### [TASK PROMPT]
From the data that follows, report the number of lines including "this", and only that number.

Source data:

^^^^

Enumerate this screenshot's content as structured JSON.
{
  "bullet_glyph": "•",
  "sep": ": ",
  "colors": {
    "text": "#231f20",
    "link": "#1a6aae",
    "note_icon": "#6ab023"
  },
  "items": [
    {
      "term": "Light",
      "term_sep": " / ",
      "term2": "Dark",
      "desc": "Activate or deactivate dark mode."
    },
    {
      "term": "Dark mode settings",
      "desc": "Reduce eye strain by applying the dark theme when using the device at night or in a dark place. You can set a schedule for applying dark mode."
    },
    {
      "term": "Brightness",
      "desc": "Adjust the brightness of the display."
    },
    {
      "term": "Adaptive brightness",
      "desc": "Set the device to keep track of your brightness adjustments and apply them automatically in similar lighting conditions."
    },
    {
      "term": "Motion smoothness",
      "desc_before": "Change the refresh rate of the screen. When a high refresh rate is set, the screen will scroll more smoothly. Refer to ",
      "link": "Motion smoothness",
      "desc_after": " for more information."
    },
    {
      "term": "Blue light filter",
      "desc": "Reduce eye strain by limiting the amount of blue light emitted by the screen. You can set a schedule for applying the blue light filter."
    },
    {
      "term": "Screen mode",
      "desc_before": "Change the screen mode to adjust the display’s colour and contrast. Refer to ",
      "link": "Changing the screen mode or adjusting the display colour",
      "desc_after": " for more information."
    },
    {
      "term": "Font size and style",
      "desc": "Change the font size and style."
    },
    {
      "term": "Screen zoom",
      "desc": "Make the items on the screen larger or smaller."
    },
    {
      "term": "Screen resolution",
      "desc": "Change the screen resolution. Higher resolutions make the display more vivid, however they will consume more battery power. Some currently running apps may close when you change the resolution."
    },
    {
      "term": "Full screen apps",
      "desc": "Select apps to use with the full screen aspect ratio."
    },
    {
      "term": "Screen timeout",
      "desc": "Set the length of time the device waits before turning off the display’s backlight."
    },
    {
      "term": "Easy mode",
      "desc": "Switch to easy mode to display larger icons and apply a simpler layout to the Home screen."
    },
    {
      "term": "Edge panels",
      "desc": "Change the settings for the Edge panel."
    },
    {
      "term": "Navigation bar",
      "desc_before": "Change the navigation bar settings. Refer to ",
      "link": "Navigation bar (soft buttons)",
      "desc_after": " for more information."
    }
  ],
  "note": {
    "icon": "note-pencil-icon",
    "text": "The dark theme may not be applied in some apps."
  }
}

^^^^

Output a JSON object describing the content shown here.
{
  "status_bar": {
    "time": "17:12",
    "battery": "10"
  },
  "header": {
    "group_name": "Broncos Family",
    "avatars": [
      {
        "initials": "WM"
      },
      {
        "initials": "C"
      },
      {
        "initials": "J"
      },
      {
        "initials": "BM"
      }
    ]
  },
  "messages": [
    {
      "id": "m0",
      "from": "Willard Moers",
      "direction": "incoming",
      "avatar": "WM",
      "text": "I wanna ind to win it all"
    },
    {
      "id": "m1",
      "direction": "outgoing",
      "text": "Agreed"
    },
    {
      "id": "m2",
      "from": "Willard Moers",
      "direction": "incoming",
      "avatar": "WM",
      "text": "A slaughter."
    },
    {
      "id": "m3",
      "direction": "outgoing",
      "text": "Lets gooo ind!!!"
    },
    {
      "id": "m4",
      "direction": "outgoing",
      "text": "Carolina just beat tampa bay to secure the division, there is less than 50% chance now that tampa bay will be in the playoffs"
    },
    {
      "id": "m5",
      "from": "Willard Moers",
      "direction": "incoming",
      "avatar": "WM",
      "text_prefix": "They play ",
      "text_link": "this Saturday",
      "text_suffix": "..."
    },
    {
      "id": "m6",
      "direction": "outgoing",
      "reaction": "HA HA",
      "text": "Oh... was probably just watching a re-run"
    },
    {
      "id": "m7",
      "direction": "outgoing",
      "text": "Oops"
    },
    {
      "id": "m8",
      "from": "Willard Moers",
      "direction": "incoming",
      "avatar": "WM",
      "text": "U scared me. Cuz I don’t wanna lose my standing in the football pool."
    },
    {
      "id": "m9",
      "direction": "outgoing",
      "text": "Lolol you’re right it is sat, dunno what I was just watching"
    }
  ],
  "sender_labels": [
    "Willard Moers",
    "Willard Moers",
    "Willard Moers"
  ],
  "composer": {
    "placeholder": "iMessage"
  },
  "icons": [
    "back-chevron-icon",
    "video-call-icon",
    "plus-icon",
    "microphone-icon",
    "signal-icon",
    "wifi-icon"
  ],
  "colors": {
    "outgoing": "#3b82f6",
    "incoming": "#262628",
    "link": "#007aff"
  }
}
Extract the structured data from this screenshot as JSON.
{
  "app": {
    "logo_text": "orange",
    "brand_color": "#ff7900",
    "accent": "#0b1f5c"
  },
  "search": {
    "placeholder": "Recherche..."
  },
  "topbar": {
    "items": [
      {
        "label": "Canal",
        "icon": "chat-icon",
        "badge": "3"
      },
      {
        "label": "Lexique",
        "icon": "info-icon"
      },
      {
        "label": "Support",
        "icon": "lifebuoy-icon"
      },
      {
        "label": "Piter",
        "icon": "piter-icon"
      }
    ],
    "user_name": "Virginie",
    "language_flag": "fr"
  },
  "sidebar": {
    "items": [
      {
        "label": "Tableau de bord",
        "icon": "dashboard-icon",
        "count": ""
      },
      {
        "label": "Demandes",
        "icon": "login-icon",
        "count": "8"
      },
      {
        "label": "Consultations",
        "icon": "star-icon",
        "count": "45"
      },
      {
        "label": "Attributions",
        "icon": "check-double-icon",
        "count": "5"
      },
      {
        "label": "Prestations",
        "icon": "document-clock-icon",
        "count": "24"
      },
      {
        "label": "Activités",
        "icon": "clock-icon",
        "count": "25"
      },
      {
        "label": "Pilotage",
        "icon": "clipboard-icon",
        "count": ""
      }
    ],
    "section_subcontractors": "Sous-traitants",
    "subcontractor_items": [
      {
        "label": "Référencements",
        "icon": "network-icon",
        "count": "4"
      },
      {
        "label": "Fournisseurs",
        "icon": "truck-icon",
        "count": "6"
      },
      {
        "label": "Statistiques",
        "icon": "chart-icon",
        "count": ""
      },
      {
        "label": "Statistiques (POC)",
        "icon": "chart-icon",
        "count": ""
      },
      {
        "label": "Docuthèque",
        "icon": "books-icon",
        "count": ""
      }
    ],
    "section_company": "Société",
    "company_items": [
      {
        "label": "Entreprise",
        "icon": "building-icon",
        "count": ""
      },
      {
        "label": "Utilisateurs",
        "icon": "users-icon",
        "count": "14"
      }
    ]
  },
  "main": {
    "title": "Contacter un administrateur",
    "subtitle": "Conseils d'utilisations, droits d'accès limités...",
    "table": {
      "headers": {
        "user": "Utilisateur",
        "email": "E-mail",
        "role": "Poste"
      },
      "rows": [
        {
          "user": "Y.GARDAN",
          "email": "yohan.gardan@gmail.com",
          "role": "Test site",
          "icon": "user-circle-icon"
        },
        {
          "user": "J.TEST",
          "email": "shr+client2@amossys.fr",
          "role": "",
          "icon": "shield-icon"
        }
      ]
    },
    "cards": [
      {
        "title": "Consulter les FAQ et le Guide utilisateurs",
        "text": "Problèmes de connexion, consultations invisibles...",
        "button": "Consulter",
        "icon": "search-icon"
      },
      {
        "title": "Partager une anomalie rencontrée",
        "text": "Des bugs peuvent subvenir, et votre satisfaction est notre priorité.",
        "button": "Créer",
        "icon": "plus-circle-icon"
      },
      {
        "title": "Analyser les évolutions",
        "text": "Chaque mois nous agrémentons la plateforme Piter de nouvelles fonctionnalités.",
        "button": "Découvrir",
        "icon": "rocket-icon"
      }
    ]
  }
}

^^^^

### [RESULT BELOW]
3